git clone [url]

Cloning a project simply copies a Git repository with its version history, by its url, to your local computer from GitHub. From there, you can make and commit changes of your own to that repository. Any changes you commit and then push to GitHub (see below) are saved for your copy of that project.

git push [repo] [branch]

To publish a new initialized repository or any committed changes from your local repositories to GitHub, you use git push with the repository and branch of your code. The default syntax that you will generally use is git push origin master. This pushes your code to the master branch (see below) of your repository.

git pull

If any changes happen to a repository that you wish to pull from GitHub to your local computer, such as when collaborating on a project with others, you simply use git pull.

It is important to remember, that while you may have a repository hosted on GitHub, the version history of your local copy can be different than the version history of your repository online.

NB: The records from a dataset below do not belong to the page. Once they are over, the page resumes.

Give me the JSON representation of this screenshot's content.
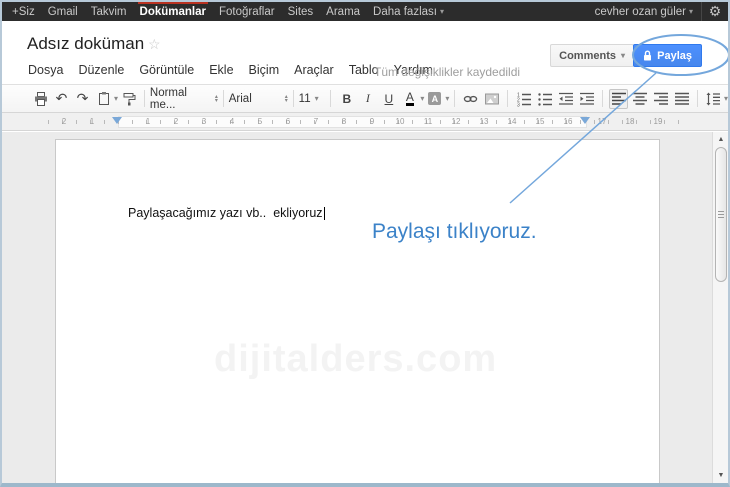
{
  "topbar": {
    "items": [
      "+Siz",
      "Gmail",
      "Takvim",
      "Dokümanlar",
      "Fotoğraflar",
      "Sites",
      "Arama",
      "Daha fazlası"
    ],
    "active_item": "Dokümanlar",
    "user": "cevher ozan güler",
    "icons": {
      "gear": "⚙",
      "caret": "▾"
    }
  },
  "header": {
    "title": "Adsız doküman",
    "star_icon": "☆",
    "menu": [
      "Dosya",
      "Düzenle",
      "Görüntüle",
      "Ekle",
      "Biçim",
      "Araçlar",
      "Tablo",
      "Yardım"
    ],
    "save_status": "Tüm değişiklikler kaydedildi",
    "comments_label": "Comments",
    "share_label": "Paylaş",
    "share_color": "#4d90fe"
  },
  "toolbar": {
    "style_value": "Normal me...",
    "font_value": "Arial",
    "size_value": "11",
    "bold": "B",
    "italic": "I",
    "underline": "U",
    "text_color": "A",
    "highlight_letter": "A",
    "undo_glyph": "↶",
    "redo_glyph": "↷",
    "icons": [
      "print-icon",
      "undo-icon",
      "redo-icon",
      "paste-icon",
      "paint-format-icon",
      "bold",
      "italic",
      "underline",
      "text-color",
      "highlight-color-icon",
      "insert-link-icon",
      "insert-image-icon",
      "numbered-list-icon",
      "bulleted-list-icon",
      "decrease-indent-icon",
      "increase-indent-icon",
      "align-left-icon",
      "align-center-icon",
      "align-right-icon",
      "justify-icon",
      "line-spacing-icon"
    ],
    "active_alignment": "left"
  },
  "ruler": {
    "left_numbers": [
      "2",
      "1"
    ],
    "numbers": [
      "1",
      "2",
      "3",
      "4",
      "5",
      "6",
      "7",
      "8",
      "9",
      "10",
      "11",
      "12",
      "13",
      "14",
      "15",
      "16"
    ],
    "right_numbers": [
      "17",
      "18",
      "19"
    ]
  },
  "document": {
    "text": "Paylaşacağımız yazı vb..  ekliyoruz",
    "watermark": "dijitalders.com"
  },
  "annotation": {
    "text": "Paylaşı tıklıyoruz.",
    "color": "#3b82c8",
    "line_color": "#74a7dc"
  },
  "scrollbar": {
    "up": "▲",
    "down": "▼"
  }
}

Thus, if you try to pull or push changes to files that have already been changed by someone else, and those changes are already on GitHub, you can run into a merge conflict. Essentially, a merge conflict is when the version history of the repository on your local computer is different from the repository’s version history on GitHub. You will need to eventually resolve the merge conflict manually to bring all of the repository’s changes together.

To learn more about resolving merge conflicts, check out GitHub’s help article.

When using Git, you have the ability to view the version history of your project’s development. However, sometimes you may choose to develop features, fix bugs, or experiment in ways where you want to separate your main project’s code from another variant.

You can do this with branches, which are essentially parallel versions of your repository’s main code— that code is developed on the “master” branch. You can create multiple branches for collaboration and other unique development to your code. Changes you make to files in one branch stay in the version history for that branch only.

If at any time you want to merge the code from one branch in to another, including the master branch, you make a pull request that merges the changes. However, similar to using git pull and git push, if different changes have been made to the same files on more than one branch, you will run into merge conflicts that must be resolved manually.

To learn more about branches and merging changes, check out this article on Git’s main documentation website.

With GitHub, you are enabled to collaboratively use Git to build your own repositories and those of others. You can fork an initialized repository to your own account and clone any repository from GitHub to your computer. As you continue to add and commit changes you make to files on your local computer with Git, you can now additionally push those changes and pull any other commits to and from GitHub.

To get started with Git and GitHub, sign-up for a GitHub account at

Next, download GitHub’s desktop GUI at This is an application version of using Git on command-line. This should also download the Git Shell.

The final step you need to take is to enter your GitHub credentials. You can do this from the Git Shell, or by using the GitHub desktop application. View GitHub’s setup article for more information.

As a student, you can get access to the GitHub Student Developer Pack, which includes benefits from GitHub as well as other partners. From GitHub, students receive a free micro account with five private repositories. Learn more about the Student Developer Pack at

Microsoft Imagine is a one of a kind program that gives students professional developer and designer tools at no cost.

As a student, simply create an account, verify your student status, and download software! If your school has a Microsoft Imagine subscription, you can get access to even more software titles.

To learn more about using Git and GitHub, check out the resources at the following links: - The main website and documentation for Git - GitHub’s help documentation - A cheat sheet of Git commands when using GitHub

Abhishek Joshi is a student developer at the University of Washington.

Software Engineer in Seattle | @UW ‘19

Software Engineer in Seattle | @UW ‘19